“I had only been on the job for two months when CVS bought the local pharmacy and announced they were closing it,” Linda Baxley explained at the Light The Fire Workshop in Nappanee, IN last week. She was talking about the efforts of the town of Middlebury, IN (population 2,956) to keep a key retailer in town in 2003.
“Most people wouldn’t think much of driving 12 miles to Goshen to the closest pharmacy, but for our Amish citizens that 12 mile ride in a buggy is a half day trip. We knew that for their sake and the betterment of the town that we had to try to keep that pharmacy open. They only gave us two weeks notice of closure, so we had to move fast.”
Baxley marshaled the resources of the entire town; got petitions signed and even lobbied CVS headquarters in Rhode Island. She also got the local media to report the story, which resulted in an AP story going out across the nation with a David (Middlebury/Amish) vs. Goliath (CVS) theme. It didn’t take CVS long to dispatch a vice president to the town to study the situation.
Despite being located in what CVS deemed a “doll store” sized building, the company announced plans to keep the store open. Recently the company announced plans to build a new store with a drive-up window in Middlebury. Linda didn’t explain if the drive-up was for cars or buggies, but either way it is another win for a small town.

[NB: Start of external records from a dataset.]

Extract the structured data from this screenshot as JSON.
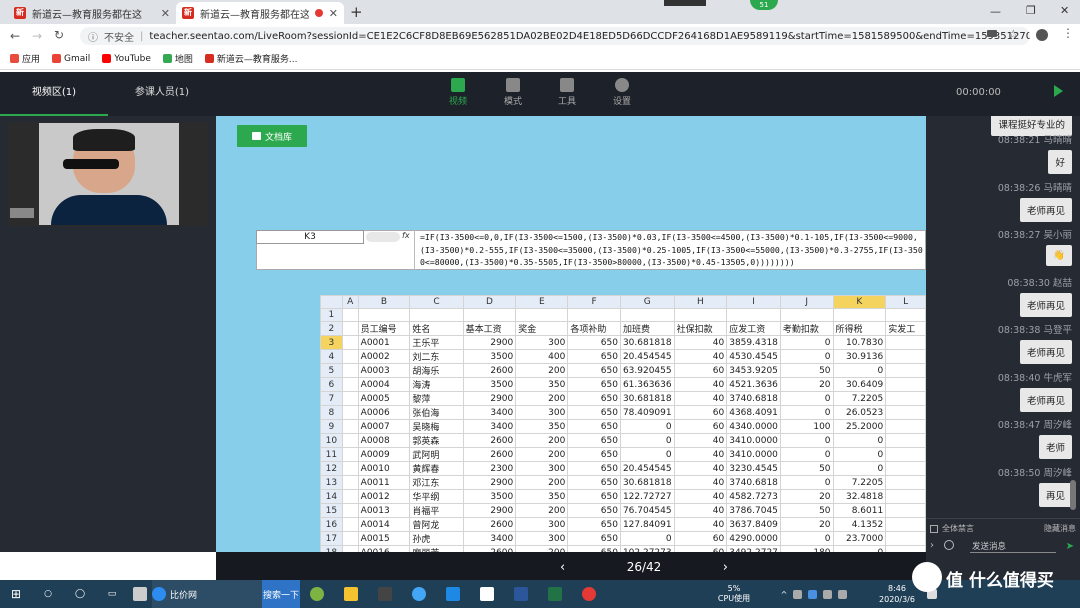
{
  "browser": {
    "tabs": [
      {
        "title": "新道云—教育服务都在这",
        "favicon": "新"
      },
      {
        "title": "新道云—教育服务都在这",
        "favicon": "新"
      }
    ],
    "new_tab": "+",
    "window_controls": [
      "—",
      "❐",
      "✕"
    ],
    "badge": "51",
    "security": "不安全",
    "url": "teacher.seentao.com/LiveRoom?sessionId=CE1E2C6CF8D8EB69E562851DA02BE02D4E18ED5D66DCCDF264168D1AE9589119&startTime=1581589500&endTime=1593512700...",
    "bookmarks": [
      {
        "label": "应用",
        "color": "#e74c3c"
      },
      {
        "label": "Gmail",
        "color": "#ea4335"
      },
      {
        "label": "YouTube",
        "color": "#ff0000"
      },
      {
        "label": "地图",
        "color": "#34a853"
      },
      {
        "label": "新道云—教育服务...",
        "color": "#d62d20"
      }
    ]
  },
  "left": {
    "tabs": [
      "视频区(1)",
      "参课人员(1)"
    ]
  },
  "top_nav": {
    "items": [
      {
        "label": "视频",
        "icon": "video-icon"
      },
      {
        "label": "模式",
        "icon": "grid-icon"
      },
      {
        "label": "工具",
        "icon": "toolbox-icon"
      },
      {
        "label": "设置",
        "icon": "gear-icon"
      }
    ],
    "timer": "00:00:00"
  },
  "content": {
    "doc_button": "文档库",
    "namebox": "K3",
    "fx": "fx",
    "formula": "=IF(I3-3500<=0,0,IF(I3-3500<=1500,(I3-3500)*0.03,IF(I3-3500<=4500,(I3-3500)*0.1-105,IF(I3-3500<=9000,(I3-3500)*0.2-555,IF(I3-3500<=35000,(I3-3500)*0.25-1005,IF(I3-3500<=55000,(I3-3500)*0.3-2755,IF(I3-3500<=80000,(I3-3500)*0.35-5505,IF(I3-3500>80000,(I3-3500)*0.45-13505,0))))))))",
    "columns": [
      "",
      "A",
      "B",
      "C",
      "D",
      "E",
      "F",
      "G",
      "H",
      "I",
      "J",
      "K",
      "L"
    ],
    "row1": "1",
    "headers": [
      "2",
      "",
      "员工编号",
      "姓名",
      "基本工资",
      "奖金",
      "各项补助",
      "加班费",
      "社保扣款",
      "应发工资",
      "考勤扣款",
      "所得税",
      "实发工"
    ],
    "rows": [
      [
        "3",
        "",
        "A0001",
        "王乐平",
        "2900",
        "300",
        "650",
        "30.681818",
        "40",
        "3859.4318",
        "0",
        "10.7830",
        ""
      ],
      [
        "4",
        "",
        "A0002",
        "刘二东",
        "3500",
        "400",
        "650",
        "20.454545",
        "40",
        "4530.4545",
        "0",
        "30.9136",
        ""
      ],
      [
        "5",
        "",
        "A0003",
        "胡海乐",
        "2600",
        "200",
        "650",
        "63.920455",
        "60",
        "3453.9205",
        "50",
        "0",
        ""
      ],
      [
        "6",
        "",
        "A0004",
        "海涛",
        "3500",
        "350",
        "650",
        "61.363636",
        "40",
        "4521.3636",
        "20",
        "30.6409",
        ""
      ],
      [
        "7",
        "",
        "A0005",
        "黎萍",
        "2900",
        "200",
        "650",
        "30.681818",
        "40",
        "3740.6818",
        "0",
        "7.2205",
        ""
      ],
      [
        "8",
        "",
        "A0006",
        "张伯海",
        "3400",
        "300",
        "650",
        "78.409091",
        "60",
        "4368.4091",
        "0",
        "26.0523",
        ""
      ],
      [
        "9",
        "",
        "A0007",
        "吴晓梅",
        "3400",
        "350",
        "650",
        "0",
        "60",
        "4340.0000",
        "100",
        "25.2000",
        ""
      ],
      [
        "10",
        "",
        "A0008",
        "郭英森",
        "2600",
        "200",
        "650",
        "0",
        "40",
        "3410.0000",
        "0",
        "0",
        ""
      ],
      [
        "11",
        "",
        "A0009",
        "武阿明",
        "2600",
        "200",
        "650",
        "0",
        "40",
        "3410.0000",
        "0",
        "0",
        ""
      ],
      [
        "12",
        "",
        "A0010",
        "黄辉春",
        "2300",
        "300",
        "650",
        "20.454545",
        "40",
        "3230.4545",
        "50",
        "0",
        ""
      ],
      [
        "13",
        "",
        "A0011",
        "邓江东",
        "2900",
        "200",
        "650",
        "30.681818",
        "40",
        "3740.6818",
        "0",
        "7.2205",
        ""
      ],
      [
        "14",
        "",
        "A0012",
        "华平纲",
        "3500",
        "350",
        "650",
        "122.72727",
        "40",
        "4582.7273",
        "20",
        "32.4818",
        ""
      ],
      [
        "15",
        "",
        "A0013",
        "肖福平",
        "2900",
        "200",
        "650",
        "76.704545",
        "40",
        "3786.7045",
        "50",
        "8.6011",
        ""
      ],
      [
        "16",
        "",
        "A0014",
        "曾阿龙",
        "2600",
        "300",
        "650",
        "127.84091",
        "40",
        "3637.8409",
        "20",
        "4.1352",
        ""
      ],
      [
        "17",
        "",
        "A0015",
        "孙虎",
        "3400",
        "300",
        "650",
        "0",
        "60",
        "4290.0000",
        "0",
        "23.7000",
        ""
      ],
      [
        "18",
        "",
        "A0016",
        "廖丽芳",
        "2600",
        "200",
        "650",
        "102.27273",
        "60",
        "3492.2727",
        "180",
        "0",
        ""
      ]
    ],
    "page": "26/42"
  },
  "chat": {
    "messages": [
      {
        "time": "",
        "text": "课程挺好专业的"
      },
      {
        "time": "08:38:21 马晴晴",
        "text": "好"
      },
      {
        "time": "08:38:26 马晴晴",
        "text": "老师再见"
      },
      {
        "time": "08:38:27 吴小丽",
        "text": "👋"
      },
      {
        "time": "08:38:30 赵喆",
        "text": "老师再见"
      },
      {
        "time": "08:38:38 马登平",
        "text": "老师再见"
      },
      {
        "time": "08:38:40 牛虎军",
        "text": "老师再见"
      },
      {
        "time": "08:38:47 周汐峰",
        "text": "老师"
      },
      {
        "time": "08:38:50 周汐峰",
        "text": "再见"
      }
    ],
    "mute_all": "全体禁言",
    "hide_msgs": "隐藏消息",
    "send_placeholder": "发送消息"
  },
  "taskbar": {
    "items": [
      "比价网",
      "搜索一下"
    ],
    "cpu": "5%",
    "cpu_label": "CPU使用",
    "time": "8:46",
    "date": "2020/3/6",
    "watermark": "值 什么值得买"
  }
}
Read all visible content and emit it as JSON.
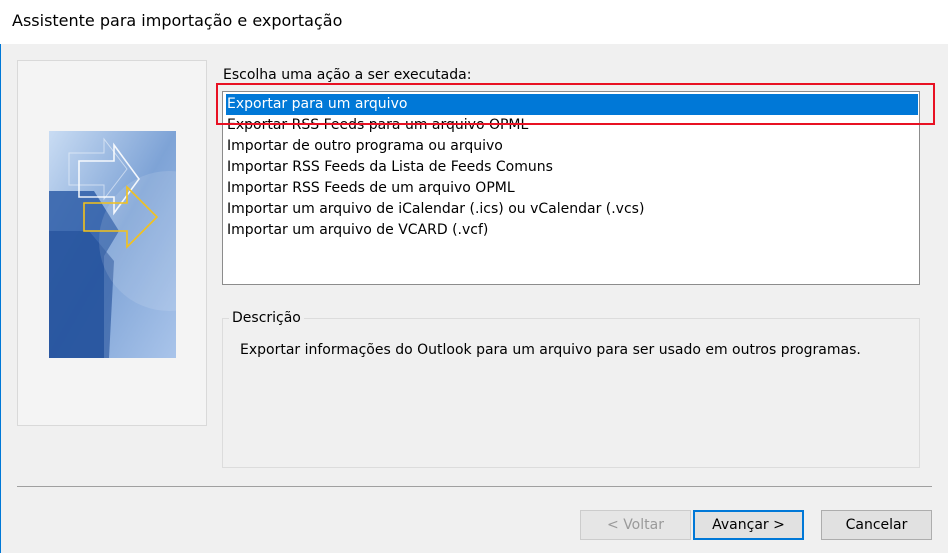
{
  "window": {
    "title": "Assistente para importação e exportação"
  },
  "actions": {
    "label": "Escolha uma ação a ser executada:",
    "selected_index": 0,
    "items": [
      "Exportar para um arquivo",
      "Exportar RSS Feeds para um arquivo OPML",
      "Importar de outro programa ou arquivo",
      "Importar RSS Feeds da Lista de Feeds Comuns",
      "Importar RSS Feeds de um arquivo OPML",
      "Importar um arquivo de iCalendar (.ics) ou vCalendar (.vcs)",
      "Importar um arquivo de VCARD (.vcf)"
    ]
  },
  "description": {
    "legend": "Descrição",
    "text": "Exportar informações do Outlook para um arquivo para ser usado em outros programas."
  },
  "buttons": {
    "back": "< Voltar",
    "next": "Avançar >",
    "cancel": "Cancelar"
  },
  "colors": {
    "selection": "#0078d7",
    "annotation": "#e81123"
  },
  "icons": {
    "wizard_art": "import-export-arrows-art"
  }
}
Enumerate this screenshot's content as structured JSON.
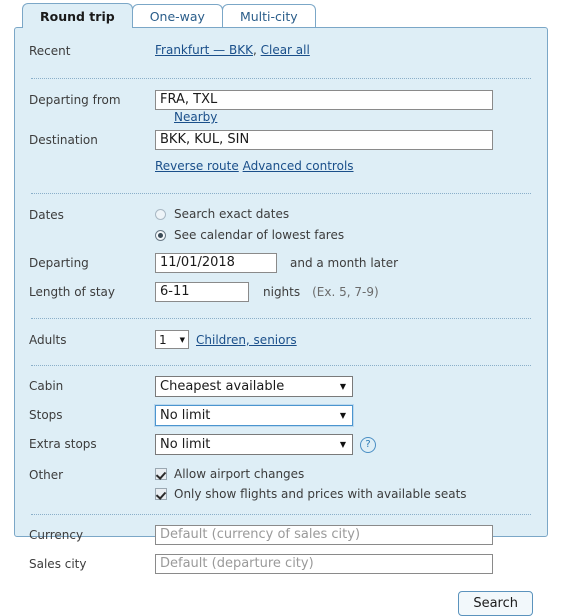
{
  "tabs": [
    {
      "label": "Round trip",
      "active": true
    },
    {
      "label": "One-way",
      "active": false
    },
    {
      "label": "Multi-city",
      "active": false
    }
  ],
  "recent": {
    "label": "Recent",
    "item": "Frankfurt — BKK",
    "comma": ",",
    "clear_all": "Clear all"
  },
  "route": {
    "departing_from_label": "Departing from",
    "departing_from_value": "FRA, TXL",
    "destination_label": "Destination",
    "destination_value": "BKK, KUL, SIN",
    "nearby_link": "Nearby",
    "reverse_route_link": "Reverse route",
    "advanced_controls_link": "Advanced controls"
  },
  "dates": {
    "label": "Dates",
    "option_exact": "Search exact dates",
    "option_calendar": "See calendar of lowest fares",
    "selected_option": "calendar",
    "departing_label": "Departing",
    "departing_value": "11/01/2018",
    "departing_suffix": "and a month later",
    "length_label": "Length of stay",
    "length_value": "6-11",
    "nights_label": "nights",
    "length_hint": "(Ex. 5, 7-9)"
  },
  "passengers": {
    "adults_label": "Adults",
    "adults_value": "1",
    "children_seniors_link": "Children, seniors"
  },
  "options": {
    "cabin_label": "Cabin",
    "cabin_value": "Cheapest available",
    "stops_label": "Stops",
    "stops_value": "No limit",
    "extra_stops_label": "Extra stops",
    "extra_stops_value": "No limit",
    "help_icon": "?",
    "other_label": "Other",
    "allow_airport_changes": "Allow airport changes",
    "allow_airport_changes_checked": true,
    "available_seats_only": "Only show flights and prices with available seats",
    "available_seats_only_checked": true
  },
  "locale": {
    "currency_label": "Currency",
    "currency_placeholder": "Default (currency of sales city)",
    "currency_value": "",
    "sales_city_label": "Sales city",
    "sales_city_placeholder": "Default (departure city)",
    "sales_city_value": ""
  },
  "actions": {
    "search_button": "Search"
  },
  "colors": {
    "panel_bg": "#deeef6",
    "panel_border": "#7ba7c7",
    "link": "#1a4f8a",
    "focus_ring": "#4b95cf"
  }
}
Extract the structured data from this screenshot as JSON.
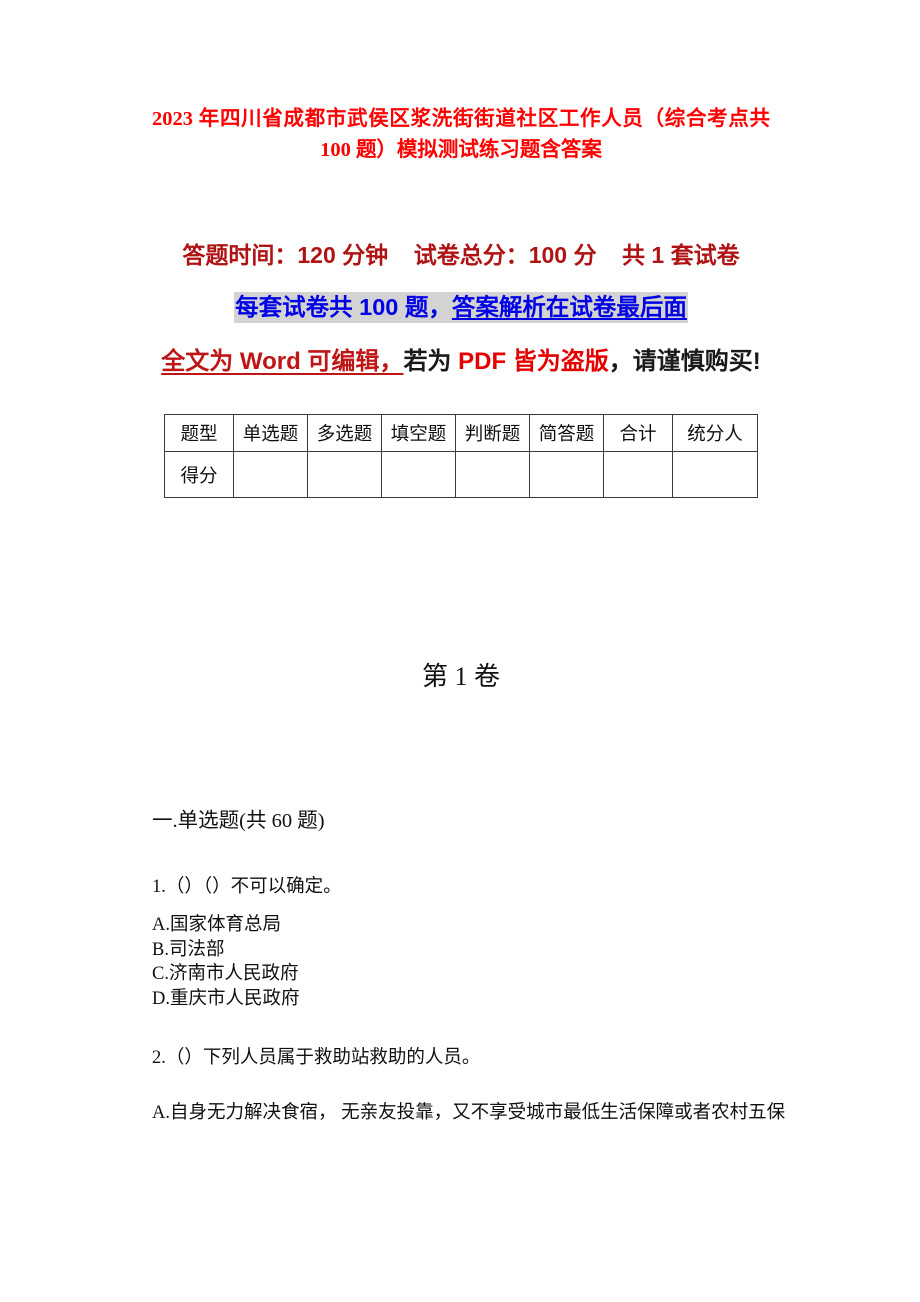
{
  "document": {
    "title": "2023 年四川省成都市武侯区浆洗街街道社区工作人员（综合考点共 100 题）模拟测试练习题含答案",
    "title_color": "#ff0000"
  },
  "banner": {
    "line1": "答题时间：120 分钟    试卷总分：100 分    共 1 套试卷",
    "line1_color": "#b01313",
    "line2_part1": "每套试卷共 100 题，",
    "line2_part2": "答案解析在试卷最后面",
    "line2_color": "#0000e6",
    "line2_highlight": "#d3d3d3",
    "line3_part1": "全文为 Word 可编辑，",
    "line3_part2": "若为 ",
    "line3_part3": "PDF 皆为盗版",
    "line3_part4": "，请谨慎购买!",
    "line3_color_dark_red": "#c01515",
    "line3_color_bright_red": "#e50000"
  },
  "score_table": {
    "headers": [
      "题型",
      "单选题",
      "多选题",
      "填空题",
      "判断题",
      "简答题",
      "合计",
      "统分人"
    ],
    "row_label": "得分",
    "row_values": [
      "",
      "",
      "",
      "",
      "",
      "",
      ""
    ]
  },
  "volume": {
    "label": "第 1 卷"
  },
  "section": {
    "heading": "一.单选题(共 60 题)"
  },
  "questions": [
    {
      "number": "1.",
      "text": "1.（）（）不可以确定。",
      "options": [
        "A.国家体育总局",
        "B.司法部",
        "C.济南市人民政府",
        "D.重庆市人民政府"
      ]
    },
    {
      "number": "2.",
      "text": "2.（）下列人员属于救助站救助的人员。",
      "options": [
        "A.自身无力解决食宿， 无亲友投靠，又不享受城市最低生活保障或者农村五保"
      ]
    }
  ]
}
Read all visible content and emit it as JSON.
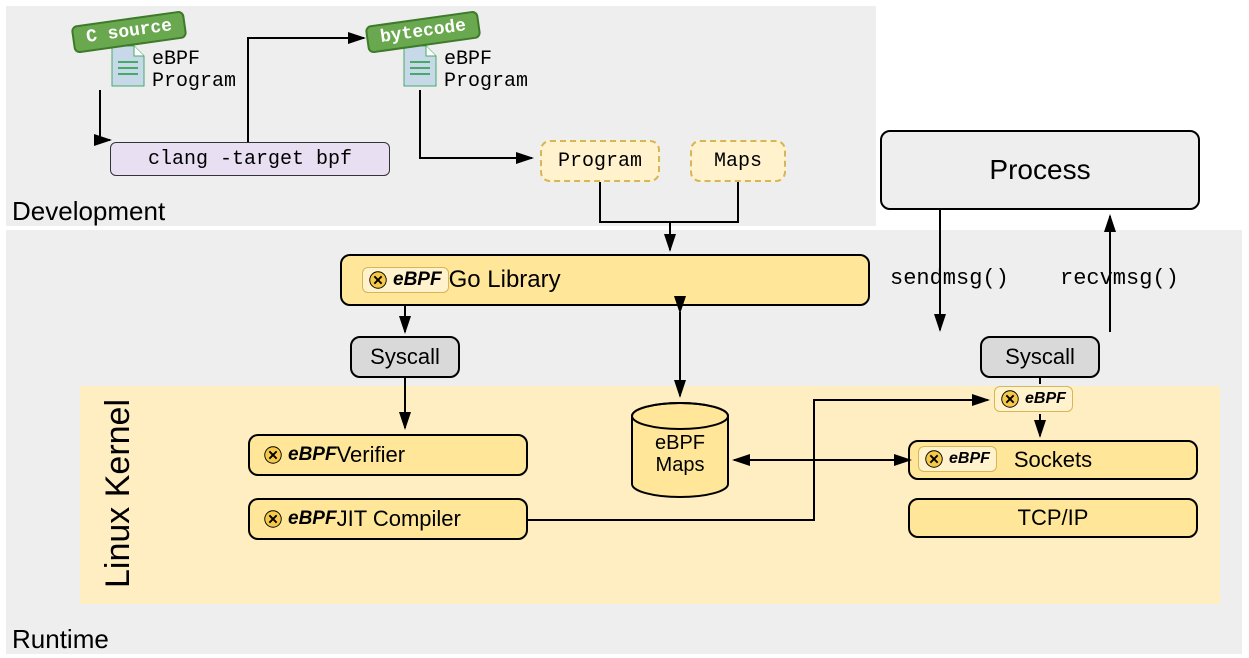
{
  "sections": {
    "development": "Development",
    "runtime": "Runtime",
    "kernel": "Linux Kernel"
  },
  "tags": {
    "csource": "C source",
    "bytecode": "bytecode"
  },
  "programs": {
    "ebpf_prog1_l1": "eBPF",
    "ebpf_prog1_l2": "Program",
    "ebpf_prog2_l1": "eBPF",
    "ebpf_prog2_l2": "Program"
  },
  "clang_cmd": "clang -target bpf",
  "dev_boxes": {
    "program": "Program",
    "maps": "Maps"
  },
  "go_library": " Go Library",
  "syscall_left": "Syscall",
  "syscall_right": "Syscall",
  "verifier": " Verifier",
  "jit": " JIT Compiler",
  "maps_cyl_l1": "eBPF",
  "maps_cyl_l2": "Maps",
  "sockets": "Sockets",
  "tcpip": "TCP/IP",
  "process": "Process",
  "sendmsg": "sendmsg()",
  "recvmsg": "recvmsg()",
  "ebpf_word": "eBPF",
  "chart_data": {
    "type": "diagram",
    "nodes": [
      {
        "id": "csource",
        "label": "C source eBPF Program"
      },
      {
        "id": "clang",
        "label": "clang -target bpf"
      },
      {
        "id": "bytecode",
        "label": "bytecode eBPF Program"
      },
      {
        "id": "program",
        "label": "Program"
      },
      {
        "id": "maps",
        "label": "Maps"
      },
      {
        "id": "golib",
        "label": "eBPF Go Library"
      },
      {
        "id": "syscall1",
        "label": "Syscall"
      },
      {
        "id": "verifier",
        "label": "eBPF Verifier"
      },
      {
        "id": "jit",
        "label": "eBPF JIT Compiler"
      },
      {
        "id": "ebpfmaps",
        "label": "eBPF Maps"
      },
      {
        "id": "process",
        "label": "Process"
      },
      {
        "id": "syscall2",
        "label": "Syscall"
      },
      {
        "id": "ebpf_hook1",
        "label": "eBPF"
      },
      {
        "id": "sockets",
        "label": "Sockets"
      },
      {
        "id": "ebpf_hook2",
        "label": "eBPF"
      },
      {
        "id": "tcpip",
        "label": "TCP/IP"
      }
    ],
    "edges": [
      {
        "from": "csource",
        "to": "clang"
      },
      {
        "from": "clang",
        "to": "bytecode"
      },
      {
        "from": "bytecode",
        "to": "program"
      },
      {
        "from": "program",
        "to": "golib"
      },
      {
        "from": "maps",
        "to": "golib"
      },
      {
        "from": "golib",
        "to": "syscall1"
      },
      {
        "from": "syscall1",
        "to": "verifier"
      },
      {
        "from": "verifier",
        "to": "jit"
      },
      {
        "from": "golib",
        "to": "ebpfmaps",
        "bidirectional": true
      },
      {
        "from": "jit",
        "to": "ebpfmaps"
      },
      {
        "from": "jit",
        "to": "ebpf_hook1"
      },
      {
        "from": "jit",
        "to": "ebpf_hook2"
      },
      {
        "from": "process",
        "to": "syscall2",
        "label": "sendmsg()"
      },
      {
        "from": "syscall2",
        "to": "process",
        "label": "recvmsg()"
      },
      {
        "from": "syscall2",
        "to": "ebpf_hook1"
      },
      {
        "from": "ebpf_hook1",
        "to": "sockets"
      },
      {
        "from": "sockets",
        "to": "tcpip"
      }
    ],
    "regions": [
      {
        "id": "development",
        "contains": [
          "csource",
          "clang",
          "bytecode",
          "program",
          "maps"
        ]
      },
      {
        "id": "runtime",
        "contains": [
          "golib",
          "syscall1",
          "verifier",
          "jit",
          "ebpfmaps",
          "process",
          "syscall2",
          "ebpf_hook1",
          "ebpf_hook2",
          "sockets",
          "tcpip"
        ]
      },
      {
        "id": "kernel",
        "contains": [
          "verifier",
          "jit",
          "ebpfmaps",
          "ebpf_hook1",
          "ebpf_hook2",
          "sockets",
          "tcpip"
        ]
      }
    ]
  }
}
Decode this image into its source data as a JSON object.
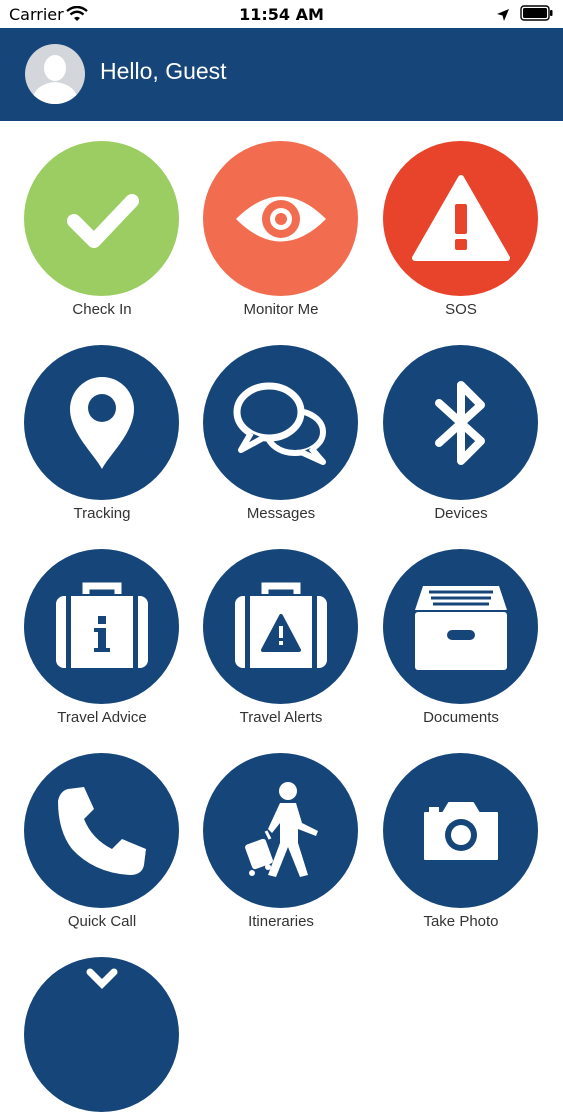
{
  "status_bar": {
    "carrier": "Carrier",
    "time": "11:54 AM"
  },
  "header": {
    "greeting": "Hello, Guest"
  },
  "tiles": [
    {
      "label": "Check In",
      "icon": "checkmark-icon",
      "color": "#9ccd62"
    },
    {
      "label": "Monitor Me",
      "icon": "eye-icon",
      "color": "#f26d50"
    },
    {
      "label": "SOS",
      "icon": "warning-icon",
      "color": "#e8442c"
    },
    {
      "label": "Tracking",
      "icon": "map-pin-icon",
      "color": "#164679"
    },
    {
      "label": "Messages",
      "icon": "chat-bubbles-icon",
      "color": "#164679"
    },
    {
      "label": "Devices",
      "icon": "bluetooth-icon",
      "color": "#164679"
    },
    {
      "label": "Travel Advice",
      "icon": "suitcase-info-icon",
      "color": "#164679"
    },
    {
      "label": "Travel Alerts",
      "icon": "suitcase-alert-icon",
      "color": "#164679"
    },
    {
      "label": "Documents",
      "icon": "file-box-icon",
      "color": "#164679"
    },
    {
      "label": "Quick Call",
      "icon": "phone-icon",
      "color": "#164679"
    },
    {
      "label": "Itineraries",
      "icon": "traveler-icon",
      "color": "#164679"
    },
    {
      "label": "Take Photo",
      "icon": "camera-icon",
      "color": "#164679"
    },
    {
      "label": "",
      "icon": "partial-icon",
      "color": "#164679"
    }
  ]
}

Sometimes you’ve got to fight for your town, using whatever resources you can.